▶ _Task objective_
Check every line in the records below for the word "Einstein" and report how many have it, nothing more.
━━━
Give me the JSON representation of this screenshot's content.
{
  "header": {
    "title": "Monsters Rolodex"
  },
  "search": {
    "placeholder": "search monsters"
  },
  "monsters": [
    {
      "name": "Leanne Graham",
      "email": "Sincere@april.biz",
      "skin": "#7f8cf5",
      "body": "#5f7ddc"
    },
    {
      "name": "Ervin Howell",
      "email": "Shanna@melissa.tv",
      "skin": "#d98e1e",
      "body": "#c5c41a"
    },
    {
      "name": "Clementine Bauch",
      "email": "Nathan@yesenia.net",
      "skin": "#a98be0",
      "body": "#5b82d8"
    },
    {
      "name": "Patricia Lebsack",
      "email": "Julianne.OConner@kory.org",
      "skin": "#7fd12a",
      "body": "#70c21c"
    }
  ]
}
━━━
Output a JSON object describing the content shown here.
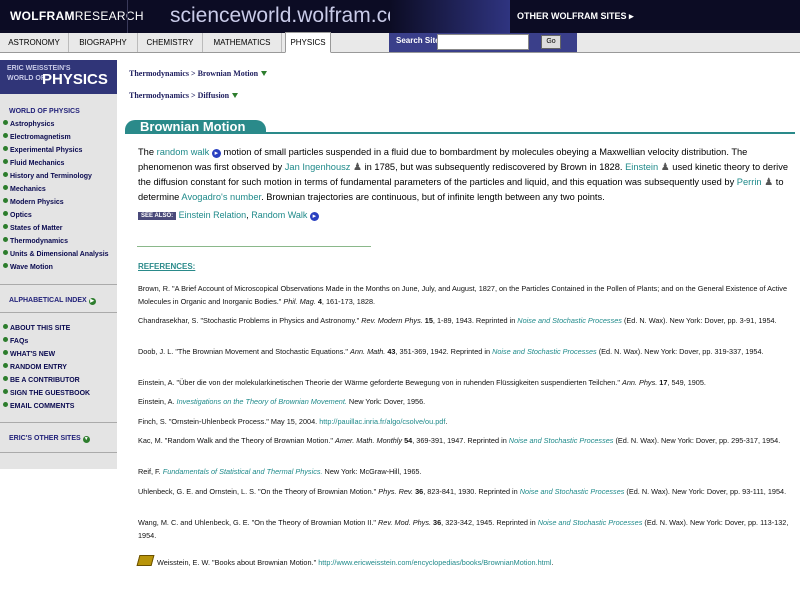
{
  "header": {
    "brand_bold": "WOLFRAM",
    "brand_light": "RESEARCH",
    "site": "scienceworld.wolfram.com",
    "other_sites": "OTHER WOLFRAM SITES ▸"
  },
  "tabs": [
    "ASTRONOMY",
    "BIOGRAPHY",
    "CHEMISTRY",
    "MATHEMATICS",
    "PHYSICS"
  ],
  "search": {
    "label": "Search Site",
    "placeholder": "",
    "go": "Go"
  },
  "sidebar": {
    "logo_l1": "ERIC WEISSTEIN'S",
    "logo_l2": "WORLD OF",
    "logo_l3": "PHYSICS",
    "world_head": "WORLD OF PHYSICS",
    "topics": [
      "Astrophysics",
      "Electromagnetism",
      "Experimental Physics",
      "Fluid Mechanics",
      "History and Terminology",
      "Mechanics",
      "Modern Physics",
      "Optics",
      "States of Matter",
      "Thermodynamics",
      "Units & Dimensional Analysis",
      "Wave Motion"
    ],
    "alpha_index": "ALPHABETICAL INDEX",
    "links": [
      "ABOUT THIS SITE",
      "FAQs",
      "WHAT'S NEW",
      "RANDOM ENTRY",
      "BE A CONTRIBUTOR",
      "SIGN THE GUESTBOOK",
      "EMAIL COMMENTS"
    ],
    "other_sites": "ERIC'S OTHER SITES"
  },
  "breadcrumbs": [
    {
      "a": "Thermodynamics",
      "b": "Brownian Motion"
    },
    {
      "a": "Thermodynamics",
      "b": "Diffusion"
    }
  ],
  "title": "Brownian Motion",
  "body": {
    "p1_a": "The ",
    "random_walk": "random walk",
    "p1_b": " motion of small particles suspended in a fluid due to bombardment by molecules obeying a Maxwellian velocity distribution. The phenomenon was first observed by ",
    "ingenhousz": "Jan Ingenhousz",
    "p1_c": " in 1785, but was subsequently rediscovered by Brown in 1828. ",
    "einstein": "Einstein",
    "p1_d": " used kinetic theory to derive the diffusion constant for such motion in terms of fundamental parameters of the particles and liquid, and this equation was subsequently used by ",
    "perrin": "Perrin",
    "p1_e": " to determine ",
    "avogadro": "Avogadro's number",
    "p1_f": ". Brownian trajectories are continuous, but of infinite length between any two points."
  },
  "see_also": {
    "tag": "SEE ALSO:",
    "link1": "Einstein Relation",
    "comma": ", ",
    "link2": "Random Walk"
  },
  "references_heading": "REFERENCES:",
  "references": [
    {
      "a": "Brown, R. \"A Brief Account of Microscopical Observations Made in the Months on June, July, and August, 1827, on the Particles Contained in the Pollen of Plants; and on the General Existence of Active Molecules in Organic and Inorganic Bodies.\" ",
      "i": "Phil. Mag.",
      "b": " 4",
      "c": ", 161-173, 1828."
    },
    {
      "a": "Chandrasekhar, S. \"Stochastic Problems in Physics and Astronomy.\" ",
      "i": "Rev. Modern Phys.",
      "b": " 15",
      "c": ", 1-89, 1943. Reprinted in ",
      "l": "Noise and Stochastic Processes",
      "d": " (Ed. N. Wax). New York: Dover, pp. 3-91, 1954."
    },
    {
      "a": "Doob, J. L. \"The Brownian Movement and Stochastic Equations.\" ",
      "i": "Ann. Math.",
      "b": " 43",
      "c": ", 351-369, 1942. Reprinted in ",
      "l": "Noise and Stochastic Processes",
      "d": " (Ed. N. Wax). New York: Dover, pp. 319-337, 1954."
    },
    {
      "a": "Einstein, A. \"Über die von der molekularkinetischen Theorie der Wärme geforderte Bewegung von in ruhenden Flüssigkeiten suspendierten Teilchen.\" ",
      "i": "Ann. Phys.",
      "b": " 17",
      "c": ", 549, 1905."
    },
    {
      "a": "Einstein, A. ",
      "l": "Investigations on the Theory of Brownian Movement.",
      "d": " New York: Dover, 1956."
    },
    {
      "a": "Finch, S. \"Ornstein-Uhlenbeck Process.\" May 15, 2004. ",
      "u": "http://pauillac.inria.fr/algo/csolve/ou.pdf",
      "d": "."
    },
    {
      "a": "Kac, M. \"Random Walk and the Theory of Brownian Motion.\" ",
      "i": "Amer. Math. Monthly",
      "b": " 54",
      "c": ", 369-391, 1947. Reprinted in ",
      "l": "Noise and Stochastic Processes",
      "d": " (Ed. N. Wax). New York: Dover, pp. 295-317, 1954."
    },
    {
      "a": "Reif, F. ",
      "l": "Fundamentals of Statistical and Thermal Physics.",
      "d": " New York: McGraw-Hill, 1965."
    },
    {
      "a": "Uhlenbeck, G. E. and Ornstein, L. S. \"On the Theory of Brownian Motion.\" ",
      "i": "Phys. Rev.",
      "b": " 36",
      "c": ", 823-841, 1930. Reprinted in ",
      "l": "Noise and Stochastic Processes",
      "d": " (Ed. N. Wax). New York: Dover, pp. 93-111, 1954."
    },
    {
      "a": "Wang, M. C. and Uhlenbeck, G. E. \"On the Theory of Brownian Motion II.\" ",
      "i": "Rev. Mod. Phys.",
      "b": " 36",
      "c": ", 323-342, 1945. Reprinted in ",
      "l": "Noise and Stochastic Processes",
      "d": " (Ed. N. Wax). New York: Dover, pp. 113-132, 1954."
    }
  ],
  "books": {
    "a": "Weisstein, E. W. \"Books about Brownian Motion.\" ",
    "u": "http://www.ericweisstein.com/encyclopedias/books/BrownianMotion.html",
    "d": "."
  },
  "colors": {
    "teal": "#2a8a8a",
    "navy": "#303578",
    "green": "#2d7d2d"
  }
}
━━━
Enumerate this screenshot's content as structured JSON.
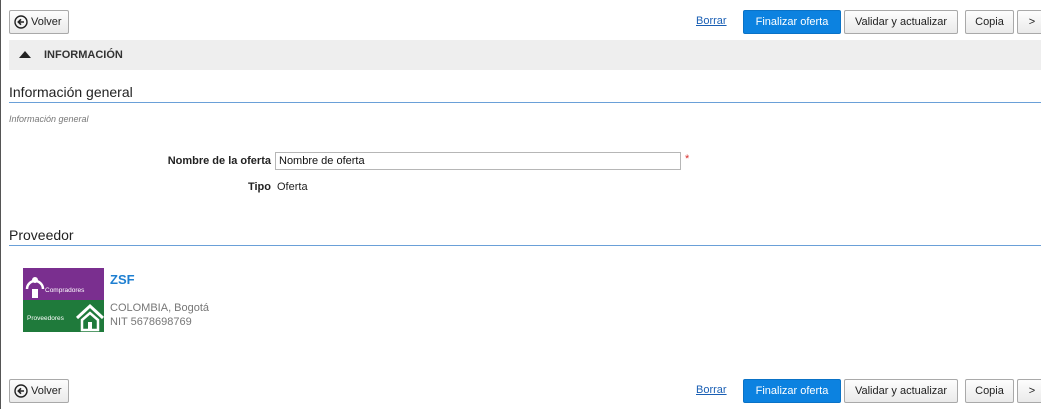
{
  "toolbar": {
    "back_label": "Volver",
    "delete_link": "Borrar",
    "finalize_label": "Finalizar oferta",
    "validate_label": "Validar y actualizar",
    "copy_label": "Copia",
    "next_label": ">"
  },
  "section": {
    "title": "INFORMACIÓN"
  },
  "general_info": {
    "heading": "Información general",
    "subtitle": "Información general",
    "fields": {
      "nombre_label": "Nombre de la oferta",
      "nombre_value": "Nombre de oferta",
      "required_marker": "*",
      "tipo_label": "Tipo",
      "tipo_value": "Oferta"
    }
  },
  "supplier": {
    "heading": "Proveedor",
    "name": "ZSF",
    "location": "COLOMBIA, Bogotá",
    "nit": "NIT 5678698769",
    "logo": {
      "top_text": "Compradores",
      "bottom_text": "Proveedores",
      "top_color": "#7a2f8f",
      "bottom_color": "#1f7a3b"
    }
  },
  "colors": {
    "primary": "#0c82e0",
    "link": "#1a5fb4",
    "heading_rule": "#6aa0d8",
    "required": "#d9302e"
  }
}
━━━
▶ _Output_
4